Vegas Golden Knights hockey is upon us, Sin City. We’ve got plenty to learn before the puck is dropped for preseason play next month. Do some learning.
Most recently, we got you up to date on Calvin Pickard, the number two in net for VGK. Today we’re going to give you everything you need to know about Gerard Gallant, the first head coach in Golden Knights history.
He’s a good one. Most importantly, Vegas fans should know they’re not marching into season one with a rookie. Gallant’s got plenty of experience in this league.
Call him “Turk,” and know that as happy as Vegas owner Bill Foley and general manager George McPhee are to have Gallant leading the Golden Knights, they’re also expecting a lot from him. Two years ago he was nearly named the top coach in the NHL. Last season he was fired. Intrigued? Most of us are.
How Did Coach Gallant Get Here?
He was canned, that’s how.
Nov 27 was a big day for Gerard Gallant and the NHL’s newest franchise. That’s the day that the now Vegas bench boss was dismissed from the same role by the Florida Panthers.
The story goes that Florida moved on from Gallant because he did not place the same importance on analytics as others within Panthers management did. For his part, Gallant denied these rumors, instead alluding to the possibility that his outspoken nature led to the coaching change.
“I loved coaching the Florida Panthers and I’m a stubborn guy at times; maybe I said a little too much, maybe I gave my opinion a little bit too much. Maybe when they asked for my opinion, I have an honest opinion and sometimes it doesn’t help you. Maybe it wasn’t always what they wanted to hear. I don’t know where it went from there …”
Whether or not you choose to believe Gallant’s failure to embrace analytics was the reason the Panthers let him go as I do, it was welcome news to many in Vegas.His last full season in Florida, Gallant led the Panthers to a first place finish in the Atlantic Division and was second in line for the Jack Adams. It was his most successful season as a head coach and the first in which he led a team to the playoffs.
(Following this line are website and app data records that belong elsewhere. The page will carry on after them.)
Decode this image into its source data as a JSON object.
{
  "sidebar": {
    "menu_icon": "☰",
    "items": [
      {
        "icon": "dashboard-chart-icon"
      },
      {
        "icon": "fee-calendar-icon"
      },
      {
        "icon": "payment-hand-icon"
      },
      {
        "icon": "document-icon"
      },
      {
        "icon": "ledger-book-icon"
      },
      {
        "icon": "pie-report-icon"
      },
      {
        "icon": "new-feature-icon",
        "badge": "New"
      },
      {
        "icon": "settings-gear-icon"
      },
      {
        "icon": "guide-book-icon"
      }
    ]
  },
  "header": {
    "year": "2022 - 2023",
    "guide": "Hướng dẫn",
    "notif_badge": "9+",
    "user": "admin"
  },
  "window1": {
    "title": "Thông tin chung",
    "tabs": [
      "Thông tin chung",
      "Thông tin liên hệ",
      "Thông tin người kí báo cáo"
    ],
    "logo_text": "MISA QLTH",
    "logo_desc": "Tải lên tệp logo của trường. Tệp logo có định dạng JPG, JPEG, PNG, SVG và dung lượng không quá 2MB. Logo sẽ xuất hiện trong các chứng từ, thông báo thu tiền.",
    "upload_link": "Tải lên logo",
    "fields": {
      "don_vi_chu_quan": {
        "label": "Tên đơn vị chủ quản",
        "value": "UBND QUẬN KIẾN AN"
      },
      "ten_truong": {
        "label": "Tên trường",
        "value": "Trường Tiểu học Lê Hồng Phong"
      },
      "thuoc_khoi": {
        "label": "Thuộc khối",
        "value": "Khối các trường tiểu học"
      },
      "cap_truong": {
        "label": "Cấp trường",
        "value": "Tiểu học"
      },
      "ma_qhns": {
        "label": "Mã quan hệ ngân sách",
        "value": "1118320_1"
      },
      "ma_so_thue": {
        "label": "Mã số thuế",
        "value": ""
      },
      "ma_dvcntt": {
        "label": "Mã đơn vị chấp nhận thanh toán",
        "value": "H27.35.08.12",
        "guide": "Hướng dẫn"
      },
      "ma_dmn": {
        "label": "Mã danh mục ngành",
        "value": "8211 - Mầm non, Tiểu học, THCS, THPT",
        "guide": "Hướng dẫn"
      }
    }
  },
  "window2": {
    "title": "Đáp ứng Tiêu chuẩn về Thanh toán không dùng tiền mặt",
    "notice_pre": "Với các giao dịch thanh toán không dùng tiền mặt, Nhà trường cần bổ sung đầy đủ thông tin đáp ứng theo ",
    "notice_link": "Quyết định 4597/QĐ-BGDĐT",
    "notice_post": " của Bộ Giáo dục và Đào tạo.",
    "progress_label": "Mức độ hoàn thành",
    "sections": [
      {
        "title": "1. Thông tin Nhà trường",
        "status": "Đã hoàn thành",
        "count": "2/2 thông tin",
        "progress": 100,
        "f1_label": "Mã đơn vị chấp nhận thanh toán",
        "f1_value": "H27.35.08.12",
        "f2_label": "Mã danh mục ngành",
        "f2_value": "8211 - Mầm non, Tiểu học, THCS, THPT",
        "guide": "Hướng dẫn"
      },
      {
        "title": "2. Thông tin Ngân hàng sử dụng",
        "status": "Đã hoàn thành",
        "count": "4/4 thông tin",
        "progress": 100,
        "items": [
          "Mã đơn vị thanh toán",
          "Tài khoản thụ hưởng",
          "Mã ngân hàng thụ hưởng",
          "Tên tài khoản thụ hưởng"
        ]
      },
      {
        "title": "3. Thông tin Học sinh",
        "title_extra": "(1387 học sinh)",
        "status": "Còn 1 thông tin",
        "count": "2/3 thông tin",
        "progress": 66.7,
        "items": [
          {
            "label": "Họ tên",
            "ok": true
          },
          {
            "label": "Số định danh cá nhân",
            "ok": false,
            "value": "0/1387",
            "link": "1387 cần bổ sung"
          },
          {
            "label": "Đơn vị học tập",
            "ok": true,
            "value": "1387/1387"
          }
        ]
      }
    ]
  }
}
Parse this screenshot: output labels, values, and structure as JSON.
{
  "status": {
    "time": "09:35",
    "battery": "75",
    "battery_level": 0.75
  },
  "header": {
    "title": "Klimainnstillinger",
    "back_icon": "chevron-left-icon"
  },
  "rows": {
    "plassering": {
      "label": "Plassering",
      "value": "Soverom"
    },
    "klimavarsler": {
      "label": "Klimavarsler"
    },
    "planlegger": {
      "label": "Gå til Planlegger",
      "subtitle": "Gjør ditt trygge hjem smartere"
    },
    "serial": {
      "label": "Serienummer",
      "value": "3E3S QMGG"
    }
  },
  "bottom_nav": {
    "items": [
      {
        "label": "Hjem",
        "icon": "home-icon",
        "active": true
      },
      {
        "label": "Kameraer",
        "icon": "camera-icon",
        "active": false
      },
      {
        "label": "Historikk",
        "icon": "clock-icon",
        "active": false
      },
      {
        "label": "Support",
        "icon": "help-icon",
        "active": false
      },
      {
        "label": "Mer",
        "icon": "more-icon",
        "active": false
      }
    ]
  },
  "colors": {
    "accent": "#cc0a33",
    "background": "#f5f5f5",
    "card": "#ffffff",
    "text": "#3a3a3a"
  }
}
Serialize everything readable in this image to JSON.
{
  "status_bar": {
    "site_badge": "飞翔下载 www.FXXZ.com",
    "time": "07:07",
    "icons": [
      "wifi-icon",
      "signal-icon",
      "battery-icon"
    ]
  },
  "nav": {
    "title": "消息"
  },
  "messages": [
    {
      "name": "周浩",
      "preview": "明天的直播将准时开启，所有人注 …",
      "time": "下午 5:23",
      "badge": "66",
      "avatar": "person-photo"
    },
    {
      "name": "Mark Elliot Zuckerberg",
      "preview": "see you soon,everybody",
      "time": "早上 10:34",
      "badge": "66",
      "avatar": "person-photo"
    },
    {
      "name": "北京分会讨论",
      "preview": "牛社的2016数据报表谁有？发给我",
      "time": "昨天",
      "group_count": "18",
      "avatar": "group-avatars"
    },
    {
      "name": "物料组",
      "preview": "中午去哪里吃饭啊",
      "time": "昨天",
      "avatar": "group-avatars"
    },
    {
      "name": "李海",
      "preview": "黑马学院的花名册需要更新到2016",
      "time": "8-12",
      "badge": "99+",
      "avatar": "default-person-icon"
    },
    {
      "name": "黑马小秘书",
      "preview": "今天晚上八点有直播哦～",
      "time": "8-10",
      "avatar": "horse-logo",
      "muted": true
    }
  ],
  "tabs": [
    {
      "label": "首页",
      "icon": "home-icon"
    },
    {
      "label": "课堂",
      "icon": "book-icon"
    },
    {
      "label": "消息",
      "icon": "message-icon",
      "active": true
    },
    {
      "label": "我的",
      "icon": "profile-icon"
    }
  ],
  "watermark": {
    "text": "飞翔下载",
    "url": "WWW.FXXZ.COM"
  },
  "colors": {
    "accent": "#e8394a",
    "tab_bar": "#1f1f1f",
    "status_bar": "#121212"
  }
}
Other coaches captured some headlines. Jack Capuano was fired by the New York Islanders on Jan 17. He’s worked with McPhee before and was in Vegas for at least one interview so that always looked like a possibility. Boston parted ways with Claude Julien on Feb 7. Vegas fans allowed themselves to dream that they would land the head coach with the most wins in Bruins history. That dream didn’t last long, Julien caught on with the Montreal Canadiens one week later.
By early April, that was plenty of buzz that Gallant had the inside track on the Vegas job. Apr 13 it was official, he was named the first head coach in Golden Knights history.
Where Does Gallant Fit In?
Well, he’s the first coach in franchise history. Not many people can claim that.
A lot is expected of Gallant. Professional sports in Las Vegas is unprecedented. So too, are the expansion draft rules that the Golden Knights were granted to fill out their inaugural roster. Likewise, VGK had a wildly successful first NHL Entry Draft. So how to describe the expectations that have been levied upon Gallant?
Whether it’s truly a timeline he believes to be reasonable, or simply an effort to rally prospective season ticket holders, Vegas owner Bill Foley has been very public about what he wants his team to accomplish. His goal is a Stanley Cup championship parade in Sin City within the first six years of VGK’s existence.
So where does Gallant fit in? He had better turn Vegas into a winner and he had better get started soon. Few believe that the Golden Knights will be major players in the Western Conference in season one. That’s fair enough. But if Vegas is still treading water come years two, three, and four, how long will Foley stay patient?
The last time the NHL welcomed a new team was the 2000-01 season when the Columbus Blue Jackets and Minnesota Wild bumped the team total up to 30. Neither team has yet captured a cup. It would be eight years before the Blue Jackets cracked the playoff code. Columbus hired three head coaches, one being Gallant, before Ken Hitchcock guided the team to the postseason.
Minnesota was better faster. They reached the conference finals in just their third season. It is to this point the deepest playoff run in franchise history. At that time Jacques Lemaire was the Wild head coach and he was with the team for nearly a decade.
That’s a lot of success for a team in its third season. In its first 11 seasons, Minnesota reached the postseason three times. Would similar results for Gallant keep him leading the Golden Knights, or will Foley hold hard and fast to his Cup in six years plan?
Yeah, the expectations are high for Turk.